The annual Disability Support Workers (DSW) conference is just around the corner and this is your chance to ‘take the bull by the horns’ and enrich your professional development.
The Disability Support Workers conference is the perfect time for you to come together to hear the latest updates in the disability sector, share best practise and be inspired by the people we support.
Attendees will hear from industry leaders, participate in practical workshops and be given the opportunity to develop skills and learn cutting-edge techniques.
Don’t just take our word for it. We caught up with some of last year’s attendees to find out why it’s ‘kind of a big deal’. Here’s what they had to say:
Why did you attend the 2017 DSW conference?
Kayla: My manager sent me to learn more about what’s going on in the industry and to give me an opportunity to network and to get an insight into what other support workers are doing.
Troy: Part of my annual review was to attend more conferences and training in the disability sector, especially focusing on the NDIS and changes for the future of the industry, so this was the ideal opportunity.
Andrew: I had only just started working in the industry and I love to go to conferences.
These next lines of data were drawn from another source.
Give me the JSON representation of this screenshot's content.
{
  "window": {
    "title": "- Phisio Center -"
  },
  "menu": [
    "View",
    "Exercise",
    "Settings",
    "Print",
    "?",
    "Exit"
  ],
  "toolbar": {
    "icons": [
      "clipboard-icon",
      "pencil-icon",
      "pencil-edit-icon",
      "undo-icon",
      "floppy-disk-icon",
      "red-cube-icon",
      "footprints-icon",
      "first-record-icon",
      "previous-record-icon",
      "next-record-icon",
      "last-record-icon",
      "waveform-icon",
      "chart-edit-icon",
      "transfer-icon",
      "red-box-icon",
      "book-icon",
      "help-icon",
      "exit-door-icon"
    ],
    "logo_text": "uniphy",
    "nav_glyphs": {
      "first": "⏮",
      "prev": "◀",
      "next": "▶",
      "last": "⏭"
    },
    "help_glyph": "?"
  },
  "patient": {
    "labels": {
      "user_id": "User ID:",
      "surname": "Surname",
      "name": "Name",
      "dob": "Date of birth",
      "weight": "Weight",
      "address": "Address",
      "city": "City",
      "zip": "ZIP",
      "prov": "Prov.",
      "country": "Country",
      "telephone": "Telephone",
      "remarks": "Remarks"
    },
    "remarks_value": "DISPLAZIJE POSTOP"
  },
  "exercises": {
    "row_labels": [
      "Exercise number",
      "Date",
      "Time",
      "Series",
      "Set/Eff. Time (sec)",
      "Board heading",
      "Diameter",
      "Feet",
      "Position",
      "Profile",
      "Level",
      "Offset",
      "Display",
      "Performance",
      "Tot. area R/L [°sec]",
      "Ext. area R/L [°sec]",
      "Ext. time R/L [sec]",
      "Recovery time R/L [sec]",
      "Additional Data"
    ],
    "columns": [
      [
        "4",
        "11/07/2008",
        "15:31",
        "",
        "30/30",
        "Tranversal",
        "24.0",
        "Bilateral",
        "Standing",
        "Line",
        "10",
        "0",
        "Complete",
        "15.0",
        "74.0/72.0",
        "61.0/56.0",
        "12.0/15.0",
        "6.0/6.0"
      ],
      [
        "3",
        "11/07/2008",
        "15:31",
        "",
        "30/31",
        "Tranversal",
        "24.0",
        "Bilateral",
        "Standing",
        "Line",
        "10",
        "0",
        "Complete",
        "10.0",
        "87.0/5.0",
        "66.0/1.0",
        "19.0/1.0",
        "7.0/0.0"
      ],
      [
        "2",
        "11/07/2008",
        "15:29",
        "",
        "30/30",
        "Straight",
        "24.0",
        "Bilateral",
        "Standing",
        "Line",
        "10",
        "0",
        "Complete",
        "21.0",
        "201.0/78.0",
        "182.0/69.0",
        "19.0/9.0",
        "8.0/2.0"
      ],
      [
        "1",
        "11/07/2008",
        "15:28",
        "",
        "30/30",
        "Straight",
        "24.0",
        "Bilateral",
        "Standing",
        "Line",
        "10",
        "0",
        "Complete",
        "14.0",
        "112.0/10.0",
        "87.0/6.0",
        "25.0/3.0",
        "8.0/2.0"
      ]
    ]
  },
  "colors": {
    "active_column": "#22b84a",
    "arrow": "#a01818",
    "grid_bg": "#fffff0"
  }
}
You can get a qualification and do your training but without going to things like this and keeping up to date with the industry you can’t continue to develop and become the best you can be at what you do. It’s so important to learn new things and keep up to date.
What did you take from the conference?
Kayla: I learnt a lot about other organisations, like what they’re doing with clients and how they’re meeting the goals. I also learnt more about physical and mental health which was really interesting.
There was a speaker who told us more about the legal side of the NDIS which was very useful as it helped me to give information to parents/carers and to help them understand the legalities.
Troy: It was very informative and especially useful for people new to the sector as there was a lot of information about the help and tools available to DSWs and clients.
It was really interesting to meet some people who have already started their NDIS journey and find out what they are entitled to through the NDIS – this kind of information is beneficial for all support workers to know.
Andrew: The conference really bought home that there is a broader community of DSWs who may be doing different things and this gave me the opportunity to tap in to different ideas and work together to learn from each other.
Why is a conference for support workers important for the sector?
Kayla: I think it’s important for us to all be engaged with each other – both the people in our teams and people around Queensland. It is a good opportunity for DSWs to communicate what’s going on in the sector and find out what we can change to better our service and help clients more effectively.
Andrew: It’s really important for professional development. Times change and what we do today may not be relevant in the future. We need to maintain best practise as we’re responsible for the wellbeing of clients so we need to constantly be updating our knowledge.
Have you used the information in your day to day work?
Kayla: Yes definitely. I’ve passed on the things I’ve learnt to clients, especially more about the importance of being active. It’s also influenced the way I present myself in public as it really highlighted the friendly and professional boundary.
Troy: We were also provided with a selection of videos which we were able to take back to show other staff, focusing on different coping strategies for behaviour management. We are utilising these practises day to day.
Andrew: It has made me challenge status quo to consider why am I doing this? Is the best way? Is it just because someone told me to? Is this a lazy option? Also, keeping on top of things like record keeping and documentation – the better we are, the better the lifestyle we can give clients.
What was a highlight for you?
Kayla: Amy Williamson was amazing and really stood out for me. She has a brother with disability and works for Life Without Barriers. She bought a client who lived in Brisbane but wanted to go back to where he was originally from in the Northern Territory. They arranged for a group of disability support workers to get him back there and help him to do all the things he enjoyed like hunting and fishing. It inspired me and encouraged me to try new things with clients – I realised there is so much more we can do if we ask different questions and find out what they want in the long run, not just day-to-day.
Troy: There was a young lady called Jane Lister and her talk was great. Jane has Down Syndrome and she was very open and honest about what she’s done. A particular highlight was when she spoke about getting married and how her lifestyle has improved since the introduction of the NDIS.
Andrew: I remember one story from a lady who, as a result of the NDIS, had her taxi vouchers removed which meant that she had to take the bus. This was a really positive influence as it got her out in the community as she was on the bus not isolated in a taxi.
What would you say to someone else looking to attend?
Kayla: Definitely go – it’s so good to see different people and organisations coming together and hear their stories. It’s also a great networking opportunity – I got some great contacts for other centres who have since given me even more ideas.
Troy: You should go, especially if you are new to the sector.
Andrew: Make time to go along – it’s great value.
What are you waiting for? Buy your early-bird ticket online today at www.dsw.org.au/buy-your-ticket.
When: 20 to 21 February 2018
Tickets: $180 early-bird special until 31 December